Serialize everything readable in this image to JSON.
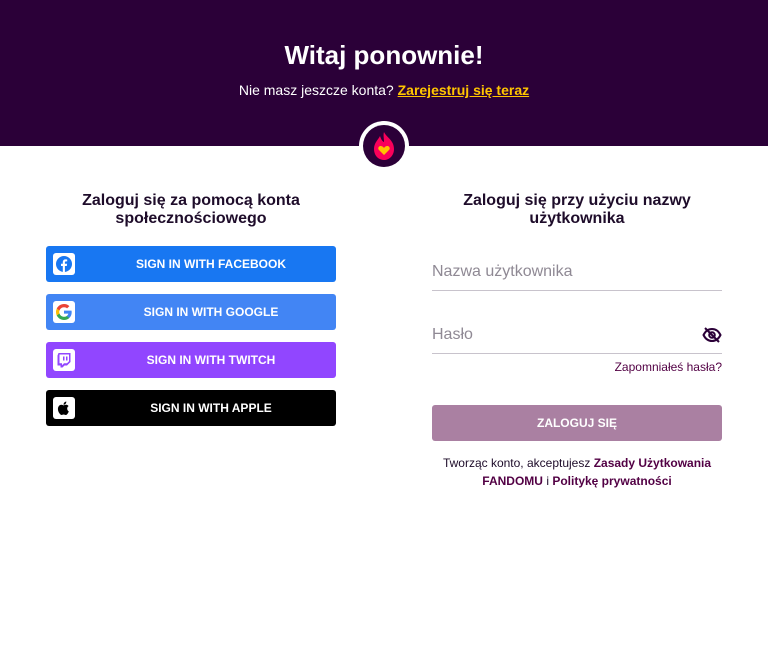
{
  "header": {
    "title": "Witaj ponownie!",
    "subtitle_text": "Nie masz jeszcze konta?",
    "register_link": "Zarejestruj się teraz",
    "background_color": "#2b0038",
    "link_color": "#ffc500"
  },
  "logo": {
    "icon": "fandom-heart-flame-icon"
  },
  "social_login": {
    "title": "Zaloguj się za pomocą konta społecznościowego",
    "buttons": [
      {
        "label": "SIGN IN WITH FACEBOOK",
        "icon": "facebook-icon",
        "color": "#1877f2"
      },
      {
        "label": "SIGN IN WITH GOOGLE",
        "icon": "google-icon",
        "color": "#4285f4"
      },
      {
        "label": "SIGN IN WITH TWITCH",
        "icon": "twitch-icon",
        "color": "#9146ff"
      },
      {
        "label": "SIGN IN WITH APPLE",
        "icon": "apple-icon",
        "color": "#000000"
      }
    ]
  },
  "username_login": {
    "title": "Zaloguj się przy użyciu nazwy użytkownika",
    "username_placeholder": "Nazwa użytkownika",
    "username_value": "",
    "password_placeholder": "Hasło",
    "password_value": "",
    "password_toggle_icon": "eye-slash-icon",
    "forgot_link": "Zapomniałeś hasła?",
    "submit_label": "ZALOGUJ SIĘ",
    "submit_color": "#aa80a2",
    "terms_prefix": "Tworząc konto, akceptujesz",
    "terms_link": "Zasady Użytkowania FANDOMU",
    "terms_and": "i",
    "privacy_link": "Politykę prywatności"
  }
}
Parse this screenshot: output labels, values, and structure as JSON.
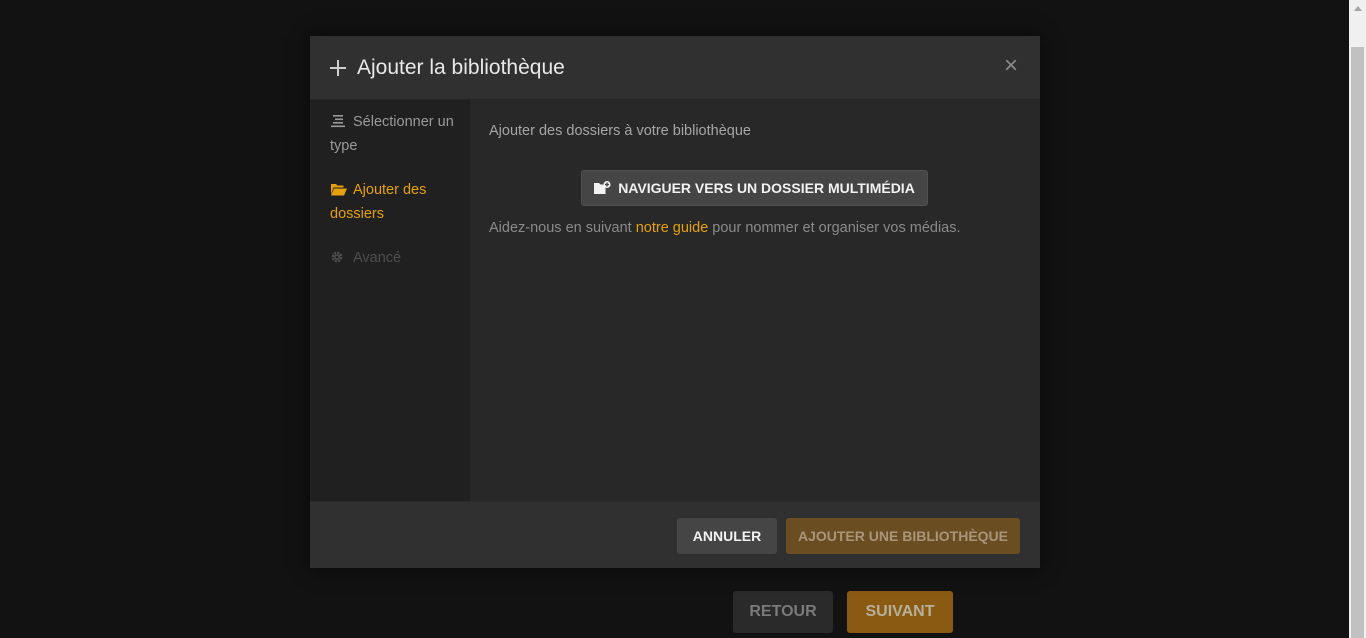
{
  "modal": {
    "title": "Ajouter la bibliothèque",
    "close_symbol": "×"
  },
  "sidebar": {
    "steps": [
      {
        "label": "Sélectionner un type",
        "icon": "list-icon",
        "state": "done"
      },
      {
        "label": "Ajouter des dossiers",
        "icon": "folder-open-icon",
        "state": "active"
      },
      {
        "label": "Avancé",
        "icon": "gear-icon",
        "state": "disabled"
      }
    ]
  },
  "content": {
    "heading": "Ajouter des dossiers à votre bibliothèque",
    "browse_label": "NAVIGUER VERS UN DOSSIER MULTIMÉDIA",
    "help_before": "Aidez-nous en suivant ",
    "help_link": "notre guide",
    "help_after": " pour nommer et organiser vos médias."
  },
  "footer": {
    "cancel_label": "ANNULER",
    "add_label": "AJOUTER UNE BIBLIOTHÈQUE"
  },
  "background": {
    "back_label": "RETOUR",
    "next_label": "SUIVANT"
  },
  "colors": {
    "accent": "#e5a00d",
    "modal_bg": "#282828",
    "sidebar_bg": "#202020",
    "page_bg": "#121212"
  }
}
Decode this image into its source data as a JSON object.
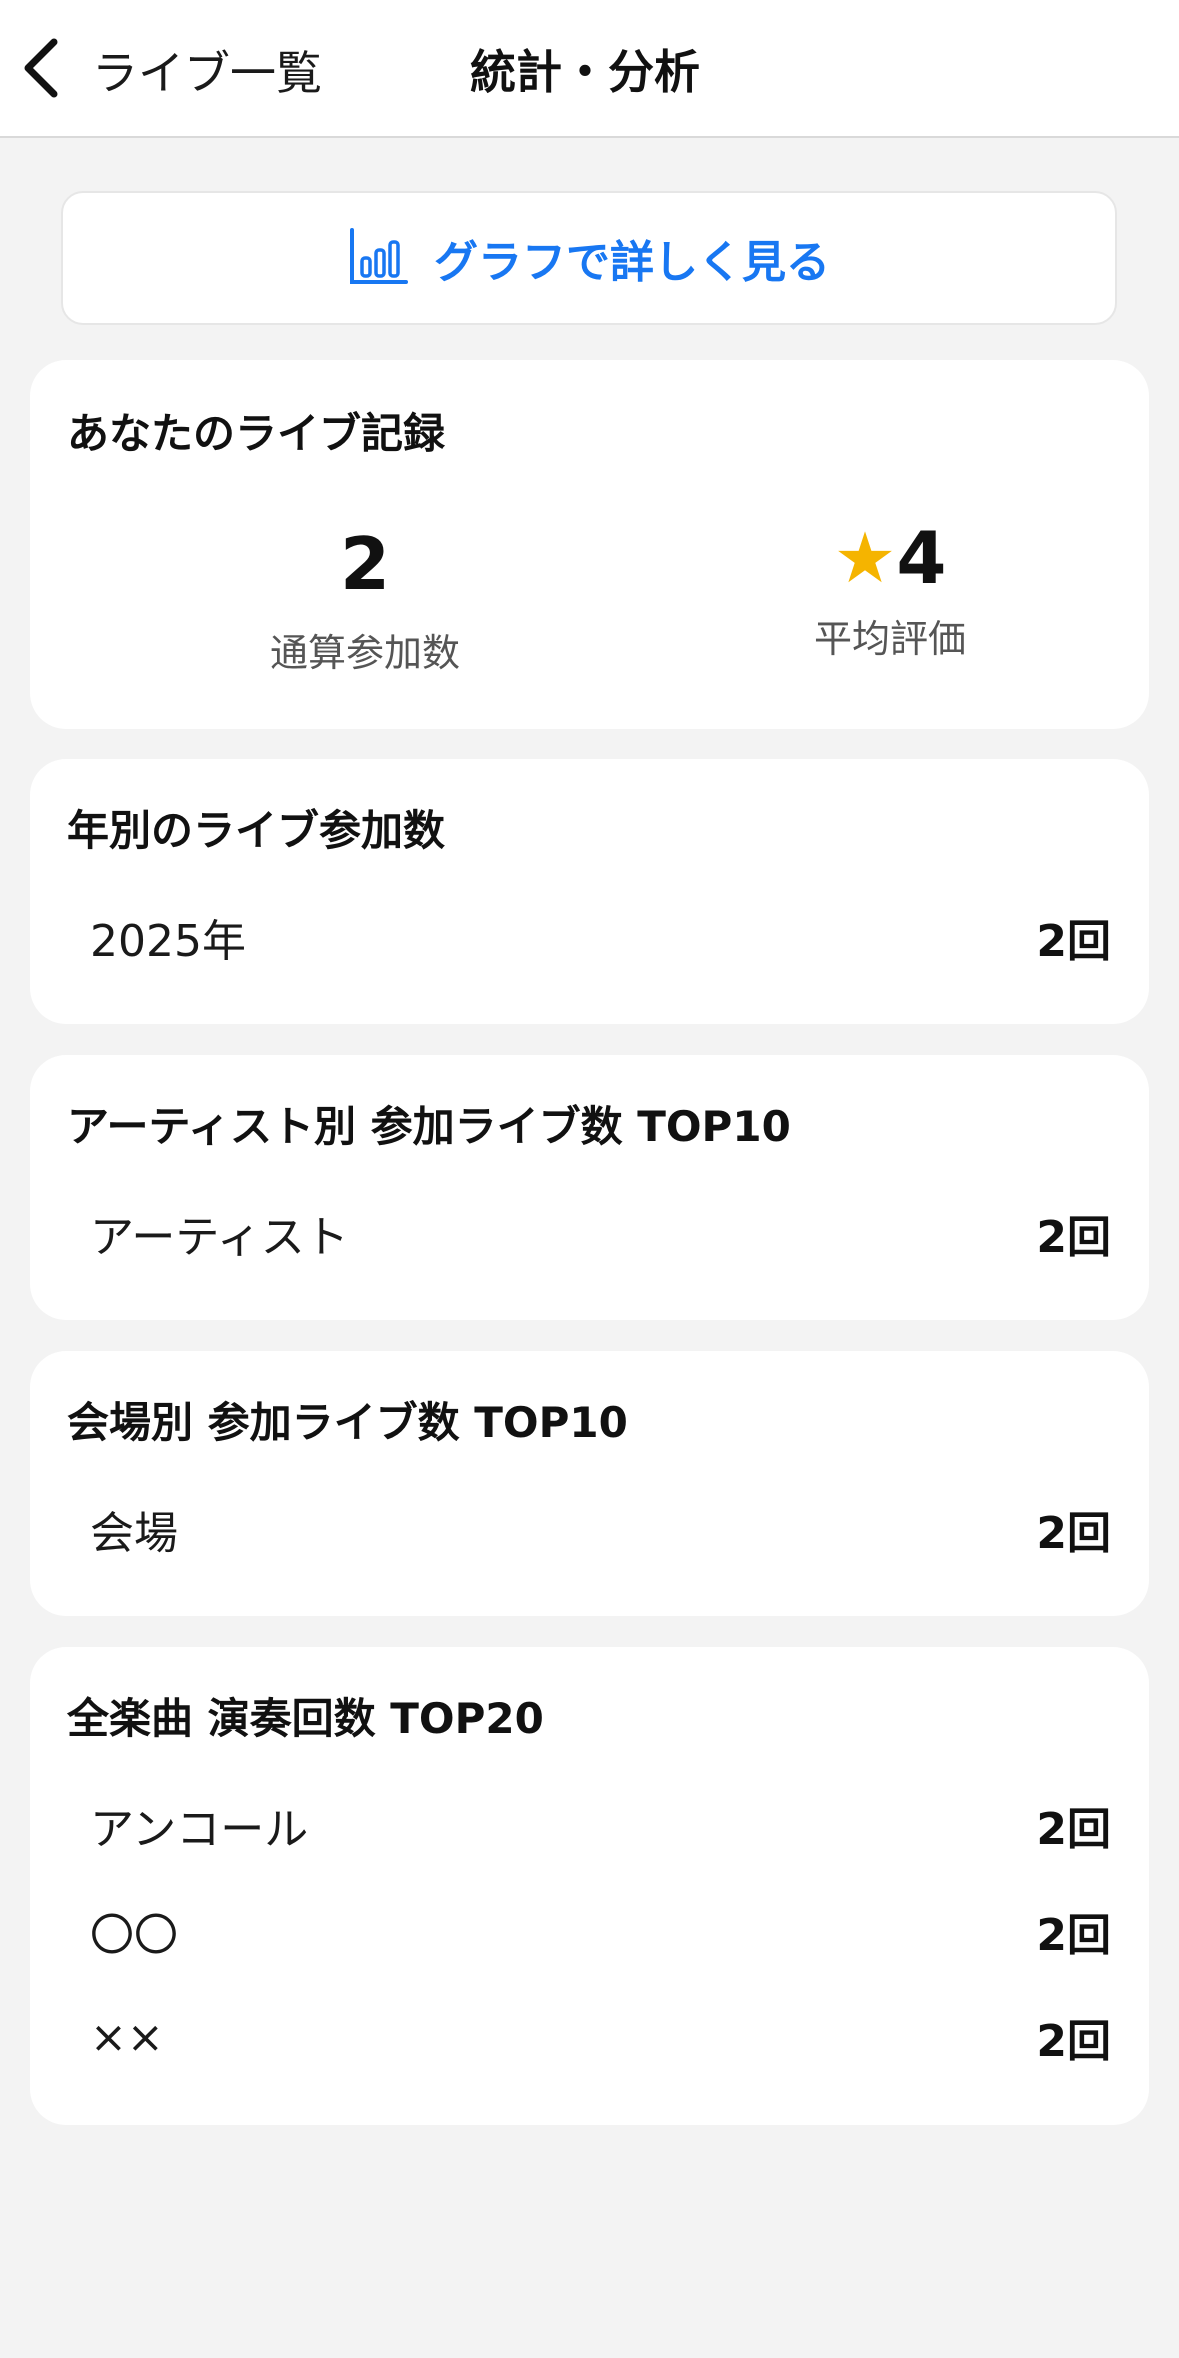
{
  "nav": {
    "back_label": "ライブ一覧",
    "title": "統計・分析"
  },
  "graph_button": {
    "label": "グラフで詳しく見る",
    "icon": "bar-chart-icon",
    "color": "#1877f2"
  },
  "summary": {
    "title": "あなたのライブ記録",
    "total": {
      "value": "2",
      "label": "通算参加数"
    },
    "rating": {
      "value": "4",
      "label": "平均評価",
      "icon": "star-icon",
      "star_color": "#f5b400"
    }
  },
  "yearly": {
    "title": "年別のライブ参加数",
    "rows": [
      {
        "label": "2025年",
        "value": "2回"
      }
    ]
  },
  "artists": {
    "title": "アーティスト別 参加ライブ数 TOP10",
    "rows": [
      {
        "label": "アーティスト",
        "value": "2回"
      }
    ]
  },
  "venues": {
    "title": "会場別 参加ライブ数 TOP10",
    "rows": [
      {
        "label": "会場",
        "value": "2回"
      }
    ]
  },
  "songs": {
    "title": "全楽曲 演奏回数 TOP20",
    "rows": [
      {
        "label": "アンコール",
        "value": "2回"
      },
      {
        "label": "〇〇",
        "value": "2回"
      },
      {
        "label": "××",
        "value": "2回"
      }
    ]
  }
}
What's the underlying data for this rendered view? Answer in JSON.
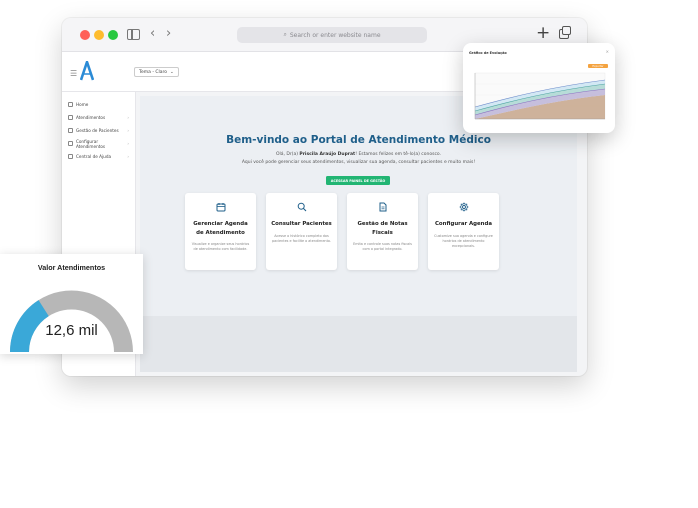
{
  "browser": {
    "address_placeholder": "Search or enter website name"
  },
  "app": {
    "theme_select": "Tema - Claro",
    "sidebar": {
      "items": [
        {
          "label": "Home",
          "icon": "home-icon"
        },
        {
          "label": "Atendimentos",
          "icon": "calendar-icon"
        },
        {
          "label": "Gestão de Pacientes",
          "icon": "users-icon"
        },
        {
          "label": "Configurar Atendimentos",
          "icon": "gear-icon"
        },
        {
          "label": "Central de Ajuda",
          "icon": "help-icon"
        }
      ]
    },
    "welcome": {
      "title": "Bem-vindo ao Portal de Atendimento Médico",
      "line1_pre": "Olá, Dr(a) ",
      "line1_name": "Priscila Araújo Duprat",
      "line1_post": "! Estamos felizes em tê-lo(a) conosco.",
      "line2": "Aqui você pode gerenciar seus atendimentos, visualizar sua agenda, consultar pacientes e muito mais!",
      "cta": "ACESSAR PAINEL DE GESTÃO"
    },
    "cards": [
      {
        "title": "Gerenciar Agenda de Atendimento",
        "desc": "Visualize e organize seus horários de atendimento com facilidade.",
        "icon": "calendar-icon"
      },
      {
        "title": "Consultar Pacientes",
        "desc": "Acesse o histórico completo dos pacientes e facilite o atendimento.",
        "icon": "search-icon"
      },
      {
        "title": "Gestão de Notas Fiscais",
        "desc": "Emita e controle suas notas fiscais com o portal integrado.",
        "icon": "document-icon"
      },
      {
        "title": "Configurar Agenda",
        "desc": "Customize sua agenda e configure horários de atendimento excepcionais.",
        "icon": "gear-icon"
      }
    ]
  },
  "float_panel": {
    "title": "Gráfico de Evolução",
    "button": "Exportar"
  },
  "gauge": {
    "title": "Valor Atendimentos",
    "value": "12,6 mil",
    "fraction": 0.32,
    "color_fill": "#3aa8d8",
    "color_track": "#b7b7b7"
  },
  "colors": {
    "primary": "#1f5f8a",
    "cta_green": "#22b573",
    "export_orange": "#f4a340"
  }
}
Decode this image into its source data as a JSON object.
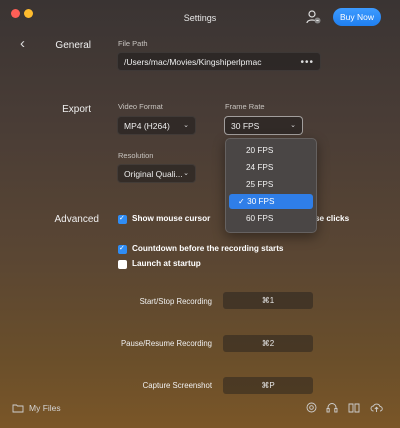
{
  "window": {
    "title": "Settings"
  },
  "header": {
    "buy_label": "Buy Now"
  },
  "sections": {
    "general": "General",
    "export": "Export",
    "advanced": "Advanced"
  },
  "general": {
    "file_path_label": "File Path",
    "file_path_value": "/Users/mac/Movies/Kingshiperlpmac",
    "more": "•••"
  },
  "export": {
    "video_format_label": "Video Format",
    "video_format_value": "MP4 (H264)",
    "frame_rate_label": "Frame Rate",
    "frame_rate_value": "30 FPS",
    "resolution_label": "Resolution",
    "resolution_value": "Original Quali..."
  },
  "frame_rate_options": [
    {
      "label": "20 FPS",
      "selected": false
    },
    {
      "label": "24 FPS",
      "selected": false
    },
    {
      "label": "25 FPS",
      "selected": false
    },
    {
      "label": "✓ 30 FPS",
      "selected": true
    },
    {
      "label": "60 FPS",
      "selected": false
    }
  ],
  "advanced": {
    "show_mouse_cursor": "Show mouse cursor",
    "show_mouse_cursor_checked": true,
    "clicks_partial": "se clicks",
    "countdown": "Countdown before the recording starts",
    "countdown_checked": true,
    "launch_startup": "Launch at startup",
    "launch_startup_checked": false
  },
  "shortcuts": [
    {
      "label": "Start/Stop Recording",
      "key": "⌘1"
    },
    {
      "label": "Pause/Resume Recording",
      "key": "⌘2"
    },
    {
      "label": "Capture Screenshot",
      "key": "⌘P"
    }
  ],
  "footer": {
    "my_files": "My Files"
  },
  "icons": [
    "back-chevron-icon",
    "user-icon",
    "folder-icon",
    "target-icon",
    "headset-icon",
    "book-icon",
    "cloud-upload-icon"
  ]
}
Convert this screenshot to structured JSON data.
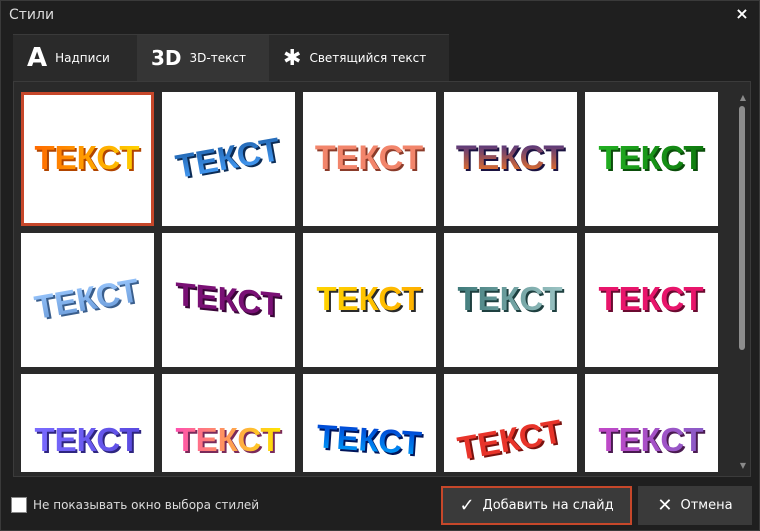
{
  "window": {
    "title": "Стили",
    "close_glyph": "×"
  },
  "tabs": [
    {
      "icon": "A",
      "icon_name": "letter-a-icon",
      "label": "Надписи",
      "active": false
    },
    {
      "icon": "3D",
      "icon_name": "3d-text-icon",
      "label": "3D-текст",
      "active": true
    },
    {
      "icon": "✱",
      "icon_name": "sparkle-icon",
      "label": "Светящийся текст",
      "active": false
    }
  ],
  "styles": [
    {
      "text": "ТЕКСТ",
      "fill": [
        "#ff6a00",
        "#ffd200"
      ],
      "stroke": "#b14500",
      "effect": "flat",
      "selected": true
    },
    {
      "text": "ТЕКСТ",
      "fill": [
        "#1c5ea8",
        "#4aa3ff"
      ],
      "stroke": "#0c2c56",
      "effect": "arc-up",
      "selected": false
    },
    {
      "text": "ТЕКСТ",
      "fill": [
        "#f2856b",
        "#f2856b"
      ],
      "stroke": "#8a3b2a",
      "effect": "arch",
      "selected": false
    },
    {
      "text": "ТЕКСТ",
      "fill": [
        "#3a2d8f",
        "#ff7a1a"
      ],
      "stroke": "#1a1240",
      "effect": "arch",
      "selected": false
    },
    {
      "text": "ТЕКСТ",
      "fill": [
        "#22b022",
        "#0e7a0e"
      ],
      "stroke": "#0a4d0a",
      "effect": "flat",
      "selected": false
    },
    {
      "text": "ТЕКСТ",
      "fill": [
        "#9cc9ff",
        "#6a9ad8"
      ],
      "stroke": "#3a5e8c",
      "effect": "arc-up",
      "selected": false
    },
    {
      "text": "ТЕКСТ",
      "fill": [
        "#7a1075",
        "#7a1075"
      ],
      "stroke": "#3a0638",
      "effect": "slant-down",
      "selected": false
    },
    {
      "text": "ТЕКСТ",
      "fill": [
        "#ffd400",
        "#ffb000"
      ],
      "stroke": "#2a2a2a",
      "effect": "flat",
      "selected": false
    },
    {
      "text": "ТЕКСТ",
      "fill": [
        "#3f7a7a",
        "#9cc4c4"
      ],
      "stroke": "#1e4040",
      "effect": "flat",
      "selected": false
    },
    {
      "text": "ТЕКСТ",
      "fill": [
        "#e8156b",
        "#e8156b"
      ],
      "stroke": "#6a0a30",
      "effect": "flat",
      "selected": false
    },
    {
      "text": "ТЕКСТ",
      "fill": [
        "#7a6bff",
        "#5a4be0"
      ],
      "stroke": "#2e2580",
      "effect": "flat",
      "selected": false
    },
    {
      "text": "ТЕКСТ",
      "fill": [
        "#ff4fb0",
        "#ffe600"
      ],
      "stroke": "#7a2a5a",
      "effect": "flat",
      "selected": false
    },
    {
      "text": "ТЕКСТ",
      "fill": [
        "#0033cc",
        "#00a8ff"
      ],
      "stroke": "#00155a",
      "effect": "wave",
      "selected": false
    },
    {
      "text": "ТЕКСТ",
      "fill": [
        "#e8342a",
        "#e8342a"
      ],
      "stroke": "#7a120e",
      "effect": "arc-up",
      "selected": false
    },
    {
      "text": "ТЕКСТ",
      "fill": [
        "#c247c7",
        "#8a5cc7"
      ],
      "stroke": "#4a1a50",
      "effect": "flat",
      "selected": false
    }
  ],
  "footer": {
    "checkbox_label": "Не показывать окно выбора стилей",
    "checkbox_checked": false,
    "add_button": {
      "icon": "✓",
      "label": "Добавить на слайд"
    },
    "cancel_button": {
      "icon": "✕",
      "label": "Отмена"
    }
  },
  "colors": {
    "accent": "#c6472a",
    "background": "#1f1f1f",
    "panel": "#2a2a2a"
  }
}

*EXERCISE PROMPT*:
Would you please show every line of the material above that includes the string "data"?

*WRITTEN RESPONSE*:
Decode this image into its source data as a JSON object.
What's the underlying data for this rendered view? Answer in JSON.
Decode this image into its source data as a JSON object.
Convert this screenshot to structured JSON data.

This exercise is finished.